RSC actors talk of love for company
Actors at the Royal Shakespeare Company (RSC), which is opening its newly revamped theatres in Stratford-upon-Avon, have been speaking about what the company stands for.
Internationally renowned, the RSC draws tourists from across the globe, many of whom experience their first "live" Shakespearean performance.
Actor and RSC board member Noma Dumezweni, recently seen in A Winter's Tale, said she remembered being told she had been given a job with the company.
She said she walked for miles after receiving the call in London as she was too excited to get on to the Tube.
One of her first parts was in Much Ado About Nothing.
She only had a small role, but when she was given the shoes with her costume she was thrilled to discover they had once been worn by Dame Peggy Ashcroft.
"It's little things like that," she said.
"There is a history that is passed down and just to be a part of that lineage is so exciting for me," she said.
Sir Antony Sher, whose performances in plays such as Richard III and the Merchant of Venice have impressed audiences and critics, described his first visit to to the RSC as one of the most significant experiences of his life.
Moving to Britain from South Africa, he made, with his mother, what he described as "a pilgrimage" to the theatre.
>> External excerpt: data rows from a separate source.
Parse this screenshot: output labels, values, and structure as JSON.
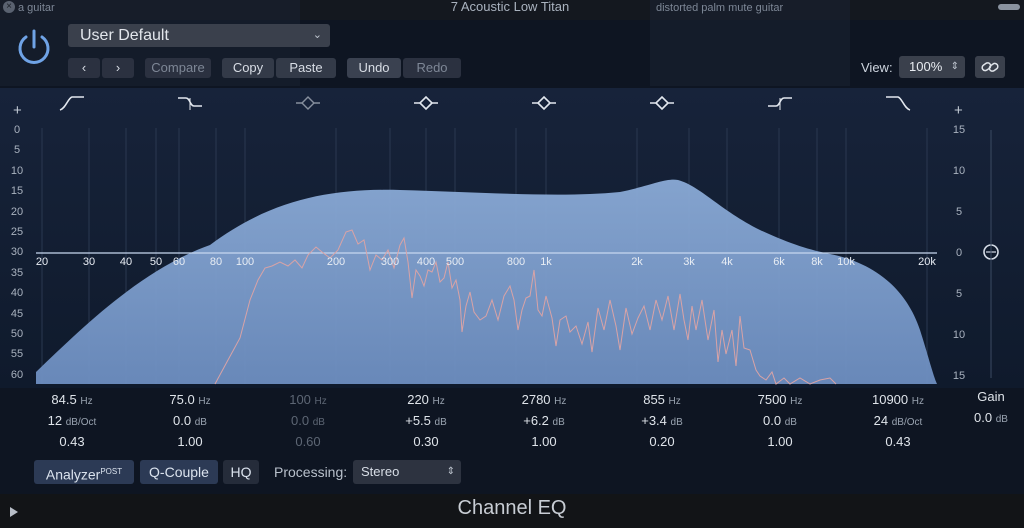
{
  "window": {
    "track_title": "7 Acoustic Low Titan",
    "ghost_left": "a guitar",
    "ghost_right": "distorted palm mute guitar",
    "plugin_name": "Channel EQ"
  },
  "header": {
    "preset": "User Default",
    "compare": "Compare",
    "copy": "Copy",
    "paste": "Paste",
    "undo": "Undo",
    "redo": "Redo",
    "view_label": "View:",
    "view_value": "100%"
  },
  "graph": {
    "left_scale": [
      "0",
      "5",
      "10",
      "15",
      "20",
      "25",
      "30",
      "35",
      "40",
      "45",
      "50",
      "55",
      "60"
    ],
    "right_scale": [
      "15",
      "10",
      "5",
      "0",
      "5",
      "10",
      "15"
    ],
    "frequency_labels": [
      "20",
      "30",
      "40",
      "50",
      "60",
      "80",
      "100",
      "200",
      "300",
      "400",
      "500",
      "800",
      "1k",
      "2k",
      "3k",
      "4k",
      "6k",
      "8k",
      "10k",
      "20k"
    ],
    "band_icons": [
      "low-cut-icon",
      "low-shelf-icon",
      "bell-icon",
      "bell-icon",
      "bell-icon",
      "bell-icon",
      "high-shelf-icon",
      "high-cut-icon"
    ]
  },
  "bands": [
    {
      "freq": "84.5",
      "freq_unit": "Hz",
      "gain": "12",
      "gain_unit": "dB/Oct",
      "q": "0.43",
      "enabled": true
    },
    {
      "freq": "75.0",
      "freq_unit": "Hz",
      "gain": "0.0",
      "gain_unit": "dB",
      "q": "1.00",
      "enabled": true
    },
    {
      "freq": "100",
      "freq_unit": "Hz",
      "gain": "0.0",
      "gain_unit": "dB",
      "q": "0.60",
      "enabled": false
    },
    {
      "freq": "220",
      "freq_unit": "Hz",
      "gain": "+5.5",
      "gain_unit": "dB",
      "q": "0.30",
      "enabled": true
    },
    {
      "freq": "2780",
      "freq_unit": "Hz",
      "gain": "+6.2",
      "gain_unit": "dB",
      "q": "1.00",
      "enabled": true
    },
    {
      "freq": "855",
      "freq_unit": "Hz",
      "gain": "+3.4",
      "gain_unit": "dB",
      "q": "0.20",
      "enabled": true
    },
    {
      "freq": "7500",
      "freq_unit": "Hz",
      "gain": "0.0",
      "gain_unit": "dB",
      "q": "1.00",
      "enabled": true
    },
    {
      "freq": "10900",
      "freq_unit": "Hz",
      "gain": "24",
      "gain_unit": "dB/Oct",
      "q": "0.43",
      "enabled": true
    }
  ],
  "master": {
    "label": "Gain",
    "value": "0.0",
    "unit": "dB"
  },
  "footer": {
    "analyzer": "Analyzer",
    "analyzer_sup": "POST",
    "q_couple": "Q-Couple",
    "hq": "HQ",
    "processing_label": "Processing:",
    "processing_value": "Stereo"
  },
  "colors": {
    "accent": "#6fa3e6",
    "curve_fill": "#86a6d4",
    "analyzer": "#d9a3a6"
  }
}
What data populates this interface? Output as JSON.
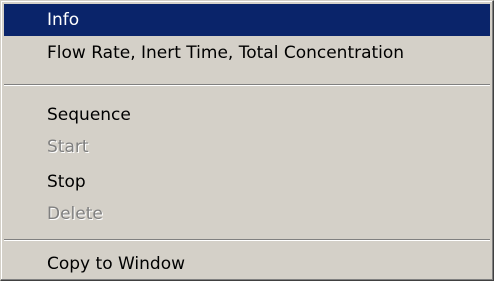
{
  "context_menu": {
    "items": [
      {
        "label": "Info",
        "state": "highlighted"
      },
      {
        "label": "Flow Rate, Inert Time, Total Concentration",
        "state": "enabled"
      },
      {
        "label": "Sequence",
        "state": "enabled"
      },
      {
        "label": "Start",
        "state": "disabled"
      },
      {
        "label": "Stop",
        "state": "enabled"
      },
      {
        "label": "Delete",
        "state": "disabled"
      },
      {
        "label": "Copy to Window",
        "state": "enabled"
      }
    ],
    "colors": {
      "menu_background": "#d4d0c8",
      "highlight_background": "#0a246a",
      "highlight_text": "#ffffff",
      "disabled_text": "#808080"
    }
  }
}
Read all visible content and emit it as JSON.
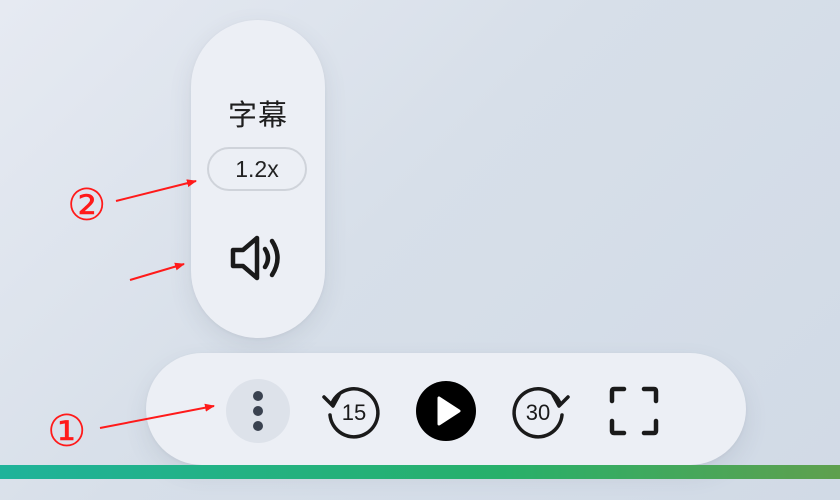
{
  "popup_menu": {
    "subtitle_label": "字幕",
    "speed_value": "1.2x",
    "volume_icon": "speaker-icon"
  },
  "controls": {
    "more_icon": "vertical-dots-icon",
    "rewind_seconds": "15",
    "play_icon": "play-icon",
    "forward_seconds": "30",
    "fullscreen_icon": "fullscreen-icon"
  },
  "progress": {
    "fraction": 1.0
  },
  "annotations": {
    "marker_1": "①",
    "marker_2": "②",
    "color": "#ff1a1a"
  },
  "colors": {
    "play_button": "#000000",
    "progress_start": "#1fb39a",
    "progress_end": "#5fa04e"
  }
}
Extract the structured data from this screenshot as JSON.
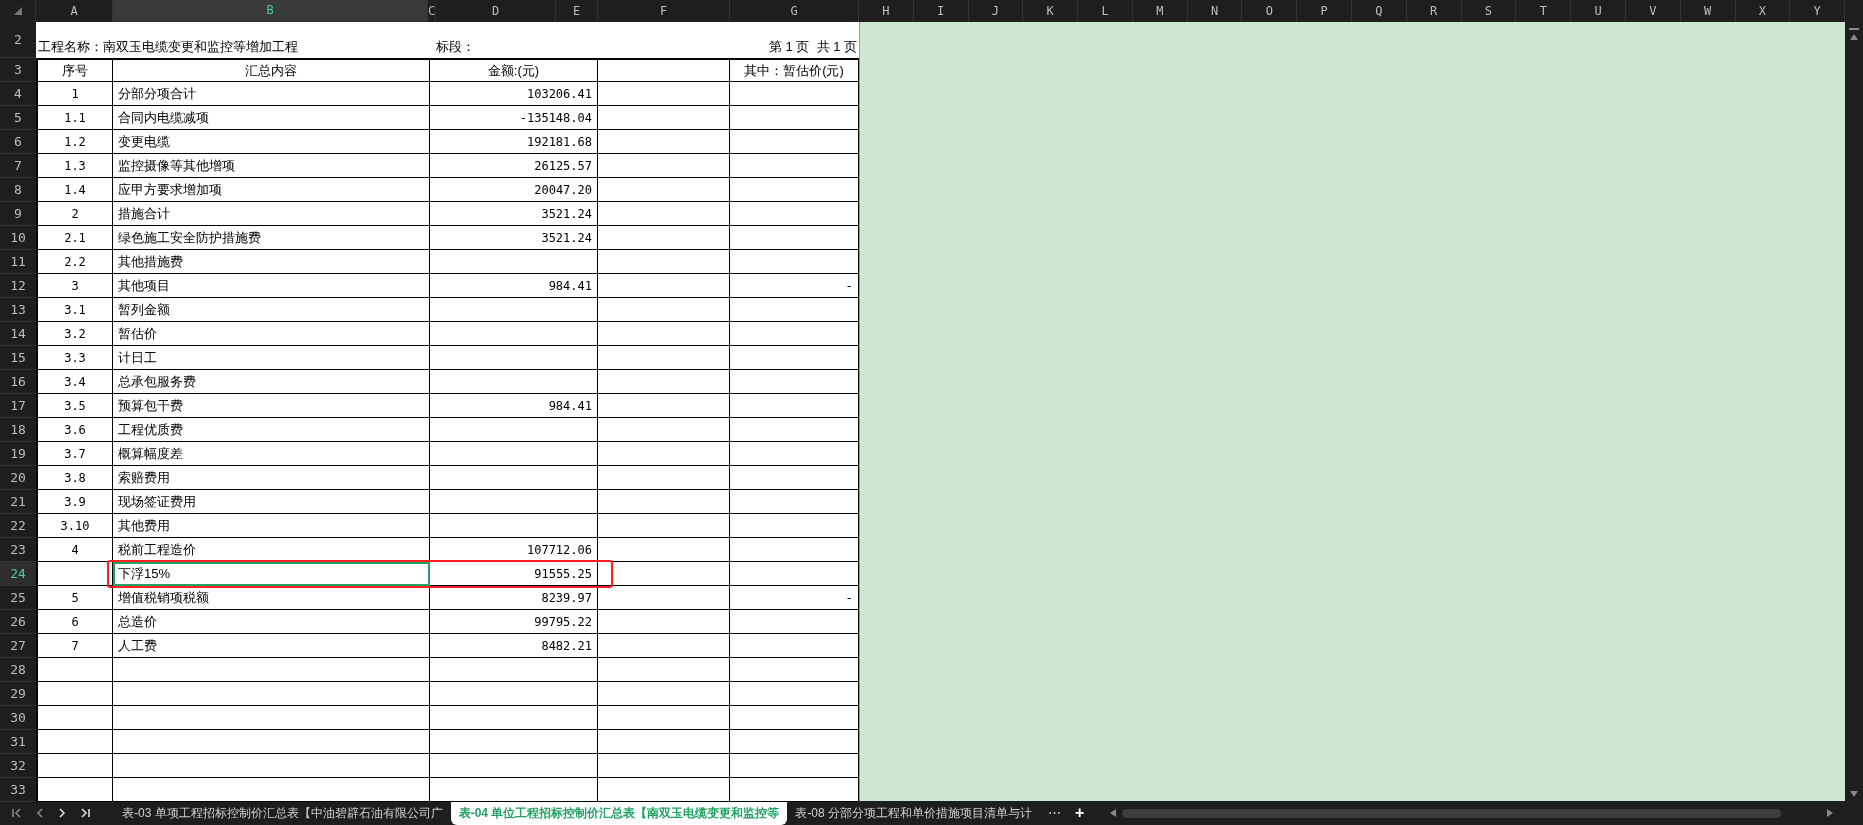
{
  "column_headers": [
    {
      "label": "A",
      "selected": false
    },
    {
      "label": "B",
      "selected": true
    },
    {
      "label": "C",
      "selected": false
    },
    {
      "label": "D",
      "selected": false
    },
    {
      "label": "E",
      "selected": false
    },
    {
      "label": "F",
      "selected": false
    },
    {
      "label": "G",
      "selected": false
    },
    {
      "label": "H",
      "selected": false
    },
    {
      "label": "I",
      "selected": false
    },
    {
      "label": "J",
      "selected": false
    },
    {
      "label": "K",
      "selected": false
    },
    {
      "label": "L",
      "selected": false
    },
    {
      "label": "M",
      "selected": false
    },
    {
      "label": "N",
      "selected": false
    },
    {
      "label": "O",
      "selected": false
    },
    {
      "label": "P",
      "selected": false
    },
    {
      "label": "Q",
      "selected": false
    },
    {
      "label": "R",
      "selected": false
    },
    {
      "label": "S",
      "selected": false
    },
    {
      "label": "T",
      "selected": false
    },
    {
      "label": "U",
      "selected": false
    },
    {
      "label": "V",
      "selected": false
    },
    {
      "label": "W",
      "selected": false
    },
    {
      "label": "X",
      "selected": false
    },
    {
      "label": "Y",
      "selected": false
    }
  ],
  "title_row": {
    "row_number": "2",
    "project_label": "工程名称：南双玉电缆变更和监控等增加工程",
    "section_label": "标段：",
    "page_label": "第 1 页  共 1 页"
  },
  "table": {
    "header_row_number": "3",
    "columns": {
      "number": "序号",
      "content": "汇总内容",
      "amount": "金额:(元)",
      "estimate": "其中：暂估价(元)"
    },
    "rows": [
      {
        "row_number": "4",
        "number": "1",
        "content": "分部分项合计",
        "amount": "103206.41",
        "selected": false,
        "highlighted": false
      },
      {
        "row_number": "5",
        "number": "1.1",
        "content": "合同内电缆减项",
        "amount": "-135148.04",
        "selected": false,
        "highlighted": false
      },
      {
        "row_number": "6",
        "number": "1.2",
        "content": "变更电缆",
        "amount": "192181.68",
        "selected": false,
        "highlighted": false
      },
      {
        "row_number": "7",
        "number": "1.3",
        "content": "监控摄像等其他增项",
        "amount": "26125.57",
        "selected": false,
        "highlighted": false
      },
      {
        "row_number": "8",
        "number": "1.4",
        "content": "应甲方要求增加项",
        "amount": "20047.20",
        "selected": false,
        "highlighted": false
      },
      {
        "row_number": "9",
        "number": "2",
        "content": "措施合计",
        "amount": "3521.24",
        "selected": false,
        "highlighted": false
      },
      {
        "row_number": "10",
        "number": "2.1",
        "content": "绿色施工安全防护措施费",
        "amount": "3521.24",
        "selected": false,
        "highlighted": false
      },
      {
        "row_number": "11",
        "number": "2.2",
        "content": "其他措施费",
        "selected": false,
        "highlighted": false
      },
      {
        "row_number": "12",
        "number": "3",
        "content": "其他项目",
        "amount": "984.41",
        "estimate": "-",
        "selected": false,
        "highlighted": false
      },
      {
        "row_number": "13",
        "number": "3.1",
        "content": "暂列金额",
        "selected": false,
        "highlighted": false
      },
      {
        "row_number": "14",
        "number": "3.2",
        "content": "暂估价",
        "selected": false,
        "highlighted": false
      },
      {
        "row_number": "15",
        "number": "3.3",
        "content": "计日工",
        "selected": false,
        "highlighted": false
      },
      {
        "row_number": "16",
        "number": "3.4",
        "content": "总承包服务费",
        "selected": false,
        "highlighted": false
      },
      {
        "row_number": "17",
        "number": "3.5",
        "content": "预算包干费",
        "amount": "984.41",
        "selected": false,
        "highlighted": false
      },
      {
        "row_number": "18",
        "number": "3.6",
        "content": "工程优质费",
        "selected": false,
        "highlighted": false
      },
      {
        "row_number": "19",
        "number": "3.7",
        "content": "概算幅度差",
        "selected": false,
        "highlighted": false
      },
      {
        "row_number": "20",
        "number": "3.8",
        "content": "索赔费用",
        "selected": false,
        "highlighted": false
      },
      {
        "row_number": "21",
        "number": "3.9",
        "content": "现场签证费用",
        "selected": false,
        "highlighted": false
      },
      {
        "row_number": "22",
        "number": "3.10",
        "content": "其他费用",
        "selected": false,
        "highlighted": false
      },
      {
        "row_number": "23",
        "number": "4",
        "content": "税前工程造价",
        "amount": "107712.06",
        "selected": false,
        "highlighted": false
      },
      {
        "row_number": "24",
        "content": "下浮15%",
        "amount": "91555.25",
        "selected": true,
        "highlighted": true
      },
      {
        "row_number": "25",
        "number": "5",
        "content": "增值税销项税额",
        "amount": "8239.97",
        "estimate": "-",
        "selected": false,
        "highlighted": false
      },
      {
        "row_number": "26",
        "number": "6",
        "content": "总造价",
        "amount": "99795.22",
        "selected": false,
        "highlighted": false
      },
      {
        "row_number": "27",
        "number": "7",
        "content": "人工费",
        "amount": "8482.21",
        "selected": false,
        "highlighted": false
      },
      {
        "row_number": "28",
        "selected": false,
        "highlighted": false
      },
      {
        "row_number": "29",
        "selected": false,
        "highlighted": false
      },
      {
        "row_number": "30",
        "selected": false,
        "highlighted": false
      },
      {
        "row_number": "31",
        "selected": false,
        "highlighted": false
      },
      {
        "row_number": "32",
        "selected": false,
        "highlighted": false
      },
      {
        "row_number": "33",
        "selected": false,
        "highlighted": false
      }
    ]
  },
  "sheet_tabs": [
    {
      "label": "表-03 单项工程招标控制价汇总表【中油碧辟石油有限公司广",
      "selected": false
    },
    {
      "label": "表-04 单位工程招标控制价汇总表【南双玉电缆变更和监控等",
      "selected": true
    },
    {
      "label": "表-08 分部分项工程和单价措施项目清单与计",
      "selected": false
    }
  ],
  "more_tabs": "⋯",
  "add_tab": "+"
}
"It (the RSC) has been doing Shakespeare for a very long time with some of the top Shakespearians in the world," he said.
Shakespearian scholars are often involved in the process of staging a new play.
"We are in the enviable position of being able to offer the best Shakespeare available both for people in this country and visiting tourists," Sir Antony said.
Acknowledged as one of the most creative theatre companies, the ensemble has never been afraid to tackle Shakespeare with originality and indeed sometimes controversy.
Over the years they have entertained with not just Shakespeare and his contemporaries but also with Checkhov, Euripides, Ibsen, Pinter, David Edgar and many more.
It also puts on annual Christmas productions for children - the company is currently in rehearsal for Roald Dahl's Matilda - while its performances of Les Miserables still sells out 25 years on.
The RSC has also said it is committed to making Shakespeare accessible to everyone and has an extensive education programme.